Segment Open

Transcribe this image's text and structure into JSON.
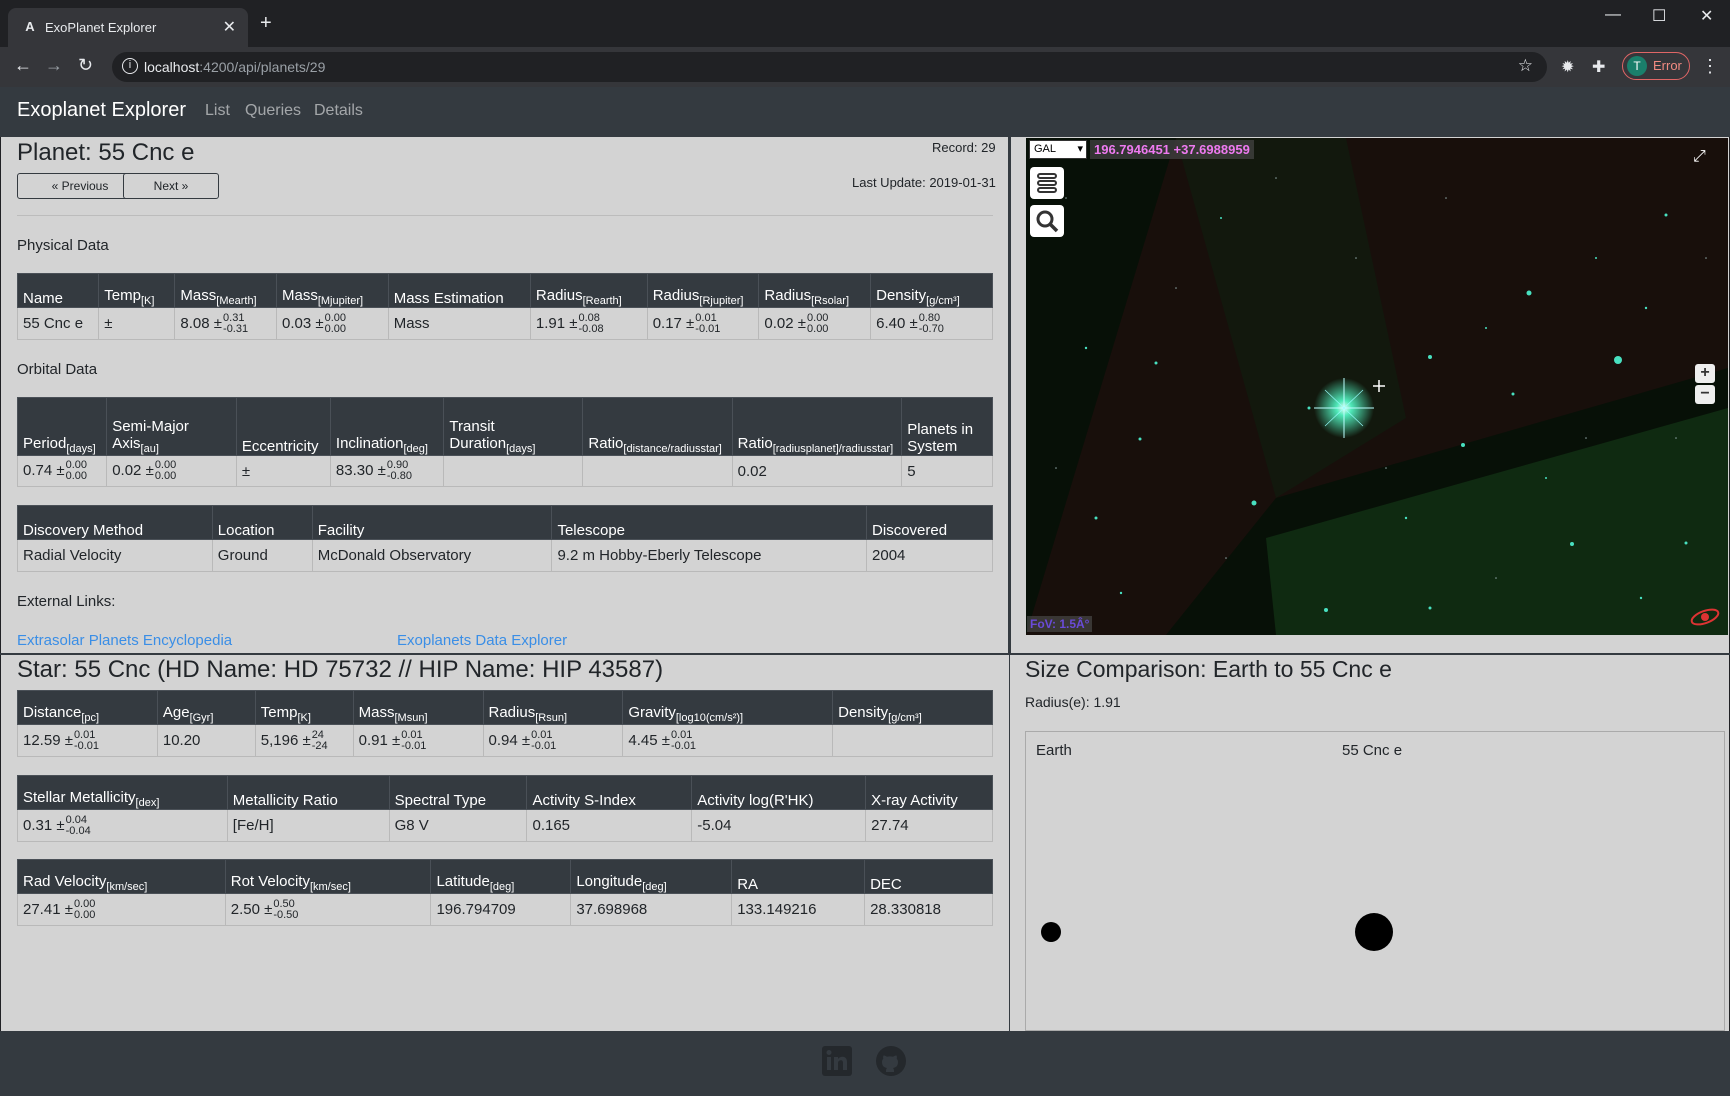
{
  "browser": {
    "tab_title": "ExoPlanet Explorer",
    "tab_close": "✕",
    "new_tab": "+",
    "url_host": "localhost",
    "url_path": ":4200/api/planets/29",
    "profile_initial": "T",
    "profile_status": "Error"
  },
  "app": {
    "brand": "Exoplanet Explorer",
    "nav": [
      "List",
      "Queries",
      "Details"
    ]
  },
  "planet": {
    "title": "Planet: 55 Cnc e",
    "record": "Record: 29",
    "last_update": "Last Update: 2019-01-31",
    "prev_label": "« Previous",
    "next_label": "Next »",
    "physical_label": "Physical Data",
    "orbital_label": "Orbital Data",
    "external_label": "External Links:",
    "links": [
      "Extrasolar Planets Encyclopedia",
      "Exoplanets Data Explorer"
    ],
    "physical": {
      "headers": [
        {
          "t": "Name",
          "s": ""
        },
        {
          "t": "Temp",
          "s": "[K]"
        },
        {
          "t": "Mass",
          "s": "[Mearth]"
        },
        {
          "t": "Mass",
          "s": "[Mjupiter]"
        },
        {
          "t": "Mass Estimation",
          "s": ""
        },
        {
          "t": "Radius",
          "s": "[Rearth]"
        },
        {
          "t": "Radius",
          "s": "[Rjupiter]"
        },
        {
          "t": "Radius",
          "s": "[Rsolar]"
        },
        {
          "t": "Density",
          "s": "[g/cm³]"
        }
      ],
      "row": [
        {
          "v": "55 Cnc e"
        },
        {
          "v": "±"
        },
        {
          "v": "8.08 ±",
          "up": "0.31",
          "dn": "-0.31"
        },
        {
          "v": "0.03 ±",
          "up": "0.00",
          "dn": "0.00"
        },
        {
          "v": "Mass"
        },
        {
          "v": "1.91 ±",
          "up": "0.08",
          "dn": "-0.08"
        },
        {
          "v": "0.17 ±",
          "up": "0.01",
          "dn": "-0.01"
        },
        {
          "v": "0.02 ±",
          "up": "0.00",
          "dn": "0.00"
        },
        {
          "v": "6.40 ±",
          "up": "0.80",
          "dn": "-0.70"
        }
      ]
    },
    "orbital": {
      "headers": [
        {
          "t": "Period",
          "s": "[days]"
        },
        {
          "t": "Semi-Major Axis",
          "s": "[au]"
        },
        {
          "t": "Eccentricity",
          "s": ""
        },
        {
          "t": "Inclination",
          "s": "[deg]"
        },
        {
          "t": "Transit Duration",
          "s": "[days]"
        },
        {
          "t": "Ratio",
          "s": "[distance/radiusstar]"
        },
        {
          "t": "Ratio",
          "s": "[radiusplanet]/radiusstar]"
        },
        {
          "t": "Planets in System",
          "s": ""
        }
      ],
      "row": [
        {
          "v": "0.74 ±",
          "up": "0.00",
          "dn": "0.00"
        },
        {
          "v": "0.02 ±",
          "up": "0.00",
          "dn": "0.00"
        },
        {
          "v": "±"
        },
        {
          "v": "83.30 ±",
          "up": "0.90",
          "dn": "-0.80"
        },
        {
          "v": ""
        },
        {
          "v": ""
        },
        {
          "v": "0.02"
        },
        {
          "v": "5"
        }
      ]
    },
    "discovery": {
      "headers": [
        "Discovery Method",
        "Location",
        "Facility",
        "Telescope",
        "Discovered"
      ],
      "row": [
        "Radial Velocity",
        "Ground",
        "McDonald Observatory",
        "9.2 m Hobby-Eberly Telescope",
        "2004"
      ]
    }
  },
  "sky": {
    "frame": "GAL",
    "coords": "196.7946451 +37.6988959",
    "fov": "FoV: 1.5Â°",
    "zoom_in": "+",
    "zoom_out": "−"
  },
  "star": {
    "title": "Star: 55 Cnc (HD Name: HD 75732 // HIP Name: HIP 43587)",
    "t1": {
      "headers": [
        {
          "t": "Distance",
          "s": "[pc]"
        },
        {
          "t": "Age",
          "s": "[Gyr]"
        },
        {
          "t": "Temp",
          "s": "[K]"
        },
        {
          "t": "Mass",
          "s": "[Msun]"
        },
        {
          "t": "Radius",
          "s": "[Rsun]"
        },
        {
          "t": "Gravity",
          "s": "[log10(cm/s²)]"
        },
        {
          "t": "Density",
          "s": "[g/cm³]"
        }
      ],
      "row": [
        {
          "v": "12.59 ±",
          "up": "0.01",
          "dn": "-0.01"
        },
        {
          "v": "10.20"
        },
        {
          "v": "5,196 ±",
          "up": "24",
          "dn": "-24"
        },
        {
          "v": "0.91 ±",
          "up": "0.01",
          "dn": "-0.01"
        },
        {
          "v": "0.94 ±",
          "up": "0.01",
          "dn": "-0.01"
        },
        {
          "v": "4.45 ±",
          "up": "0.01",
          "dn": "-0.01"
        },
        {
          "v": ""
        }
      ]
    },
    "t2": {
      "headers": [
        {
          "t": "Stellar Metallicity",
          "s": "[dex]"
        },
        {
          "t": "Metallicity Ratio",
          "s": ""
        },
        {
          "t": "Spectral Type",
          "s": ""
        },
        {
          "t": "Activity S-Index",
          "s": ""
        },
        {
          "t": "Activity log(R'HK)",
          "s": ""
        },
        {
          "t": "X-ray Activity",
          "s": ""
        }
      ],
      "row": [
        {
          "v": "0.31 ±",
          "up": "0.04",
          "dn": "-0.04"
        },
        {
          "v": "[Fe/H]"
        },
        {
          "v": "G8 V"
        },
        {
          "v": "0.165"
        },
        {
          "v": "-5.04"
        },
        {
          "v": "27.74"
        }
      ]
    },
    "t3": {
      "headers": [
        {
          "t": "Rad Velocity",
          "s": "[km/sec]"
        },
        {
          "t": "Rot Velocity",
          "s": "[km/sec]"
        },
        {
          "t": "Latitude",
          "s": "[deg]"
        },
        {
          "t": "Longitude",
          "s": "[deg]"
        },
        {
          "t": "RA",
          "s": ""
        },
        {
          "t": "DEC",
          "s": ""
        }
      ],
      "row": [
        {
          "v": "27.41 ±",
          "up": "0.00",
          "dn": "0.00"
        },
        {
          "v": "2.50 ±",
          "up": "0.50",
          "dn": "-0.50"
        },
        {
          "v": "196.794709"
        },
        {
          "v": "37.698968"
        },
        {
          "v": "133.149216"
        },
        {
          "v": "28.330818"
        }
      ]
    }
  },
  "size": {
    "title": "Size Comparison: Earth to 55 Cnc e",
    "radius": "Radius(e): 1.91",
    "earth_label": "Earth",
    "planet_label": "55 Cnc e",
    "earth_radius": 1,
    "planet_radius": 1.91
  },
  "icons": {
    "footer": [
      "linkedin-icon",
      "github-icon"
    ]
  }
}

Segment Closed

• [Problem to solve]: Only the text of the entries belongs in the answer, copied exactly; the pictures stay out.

• [Solved problem]:
Transcribe this image's text and structure into JSON.
{
  "browser": {
    "tab_title": "ExoPlanet Explorer",
    "tab_close": "✕",
    "new_tab": "+",
    "url_host": "localhost",
    "url_path": ":4200/api/planets/29",
    "profile_initial": "T",
    "profile_status": "Error"
  },
  "app": {
    "brand": "Exoplanet Explorer",
    "nav": [
      "List",
      "Queries",
      "Details"
    ]
  },
  "planet": {
    "title": "Planet: 55 Cnc e",
    "record": "Record: 29",
    "last_update": "Last Update: 2019-01-31",
    "prev_label": "« Previous",
    "next_label": "Next »",
    "physical_label": "Physical Data",
    "orbital_label": "Orbital Data",
    "external_label": "External Links:",
    "links": [
      "Extrasolar Planets Encyclopedia",
      "Exoplanets Data Explorer"
    ],
    "physical": {
      "headers": [
        {
          "t": "Name",
          "s": ""
        },
        {
          "t": "Temp",
          "s": "[K]"
        },
        {
          "t": "Mass",
          "s": "[Mearth]"
        },
        {
          "t": "Mass",
          "s": "[Mjupiter]"
        },
        {
          "t": "Mass Estimation",
          "s": ""
        },
        {
          "t": "Radius",
          "s": "[Rearth]"
        },
        {
          "t": "Radius",
          "s": "[Rjupiter]"
        },
        {
          "t": "Radius",
          "s": "[Rsolar]"
        },
        {
          "t": "Density",
          "s": "[g/cm³]"
        }
      ],
      "row": [
        {
          "v": "55 Cnc e"
        },
        {
          "v": "±"
        },
        {
          "v": "8.08 ±",
          "up": "0.31",
          "dn": "-0.31"
        },
        {
          "v": "0.03 ±",
          "up": "0.00",
          "dn": "0.00"
        },
        {
          "v": "Mass"
        },
        {
          "v": "1.91 ±",
          "up": "0.08",
          "dn": "-0.08"
        },
        {
          "v": "0.17 ±",
          "up": "0.01",
          "dn": "-0.01"
        },
        {
          "v": "0.02 ±",
          "up": "0.00",
          "dn": "0.00"
        },
        {
          "v": "6.40 ±",
          "up": "0.80",
          "dn": "-0.70"
        }
      ]
    },
    "orbital": {
      "headers": [
        {
          "t": "Period",
          "s": "[days]"
        },
        {
          "t": "Semi-Major Axis",
          "s": "[au]"
        },
        {
          "t": "Eccentricity",
          "s": ""
        },
        {
          "t": "Inclination",
          "s": "[deg]"
        },
        {
          "t": "Transit Duration",
          "s": "[days]"
        },
        {
          "t": "Ratio",
          "s": "[distance/radiusstar]"
        },
        {
          "t": "Ratio",
          "s": "[radiusplanet]/radiusstar]"
        },
        {
          "t": "Planets in System",
          "s": ""
        }
      ],
      "row": [
        {
          "v": "0.74 ±",
          "up": "0.00",
          "dn": "0.00"
        },
        {
          "v": "0.02 ±",
          "up": "0.00",
          "dn": "0.00"
        },
        {
          "v": "±"
        },
        {
          "v": "83.30 ±",
          "up": "0.90",
          "dn": "-0.80"
        },
        {
          "v": ""
        },
        {
          "v": ""
        },
        {
          "v": "0.02"
        },
        {
          "v": "5"
        }
      ]
    },
    "discovery": {
      "headers": [
        "Discovery Method",
        "Location",
        "Facility",
        "Telescope",
        "Discovered"
      ],
      "row": [
        "Radial Velocity",
        "Ground",
        "McDonald Observatory",
        "9.2 m Hobby-Eberly Telescope",
        "2004"
      ]
    }
  },
  "sky": {
    "frame": "GAL",
    "coords": "196.7946451 +37.6988959",
    "fov": "FoV: 1.5Â°",
    "zoom_in": "+",
    "zoom_out": "−"
  },
  "star": {
    "title": "Star: 55 Cnc (HD Name: HD 75732 // HIP Name: HIP 43587)",
    "t1": {
      "headers": [
        {
          "t": "Distance",
          "s": "[pc]"
        },
        {
          "t": "Age",
          "s": "[Gyr]"
        },
        {
          "t": "Temp",
          "s": "[K]"
        },
        {
          "t": "Mass",
          "s": "[Msun]"
        },
        {
          "t": "Radius",
          "s": "[Rsun]"
        },
        {
          "t": "Gravity",
          "s": "[log10(cm/s²)]"
        },
        {
          "t": "Density",
          "s": "[g/cm³]"
        }
      ],
      "row": [
        {
          "v": "12.59 ±",
          "up": "0.01",
          "dn": "-0.01"
        },
        {
          "v": "10.20"
        },
        {
          "v": "5,196 ±",
          "up": "24",
          "dn": "-24"
        },
        {
          "v": "0.91 ±",
          "up": "0.01",
          "dn": "-0.01"
        },
        {
          "v": "0.94 ±",
          "up": "0.01",
          "dn": "-0.01"
        },
        {
          "v": "4.45 ±",
          "up": "0.01",
          "dn": "-0.01"
        },
        {
          "v": ""
        }
      ]
    },
    "t2": {
      "headers": [
        {
          "t": "Stellar Metallicity",
          "s": "[dex]"
        },
        {
          "t": "Metallicity Ratio",
          "s": ""
        },
        {
          "t": "Spectral Type",
          "s": ""
        },
        {
          "t": "Activity S-Index",
          "s": ""
        },
        {
          "t": "Activity log(R'HK)",
          "s": ""
        },
        {
          "t": "X-ray Activity",
          "s": ""
        }
      ],
      "row": [
        {
          "v": "0.31 ±",
          "up": "0.04",
          "dn": "-0.04"
        },
        {
          "v": "[Fe/H]"
        },
        {
          "v": "G8 V"
        },
        {
          "v": "0.165"
        },
        {
          "v": "-5.04"
        },
        {
          "v": "27.74"
        }
      ]
    },
    "t3": {
      "headers": [
        {
          "t": "Rad Velocity",
          "s": "[km/sec]"
        },
        {
          "t": "Rot Velocity",
          "s": "[km/sec]"
        },
        {
          "t": "Latitude",
          "s": "[deg]"
        },
        {
          "t": "Longitude",
          "s": "[deg]"
        },
        {
          "t": "RA",
          "s": ""
        },
        {
          "t": "DEC",
          "s": ""
        }
      ],
      "row": [
        {
          "v": "27.41 ±",
          "up": "0.00",
          "dn": "0.00"
        },
        {
          "v": "2.50 ±",
          "up": "0.50",
          "dn": "-0.50"
        },
        {
          "v": "196.794709"
        },
        {
          "v": "37.698968"
        },
        {
          "v": "133.149216"
        },
        {
          "v": "28.330818"
        }
      ]
    }
  },
  "size": {
    "title": "Size Comparison: Earth to 55 Cnc e",
    "radius": "Radius(e): 1.91",
    "earth_label": "Earth",
    "planet_label": "55 Cnc e",
    "earth_radius": 1,
    "planet_radius": 1.91
  },
  "icons": {
    "footer": [
      "linkedin-icon",
      "github-icon"
    ]
  }
}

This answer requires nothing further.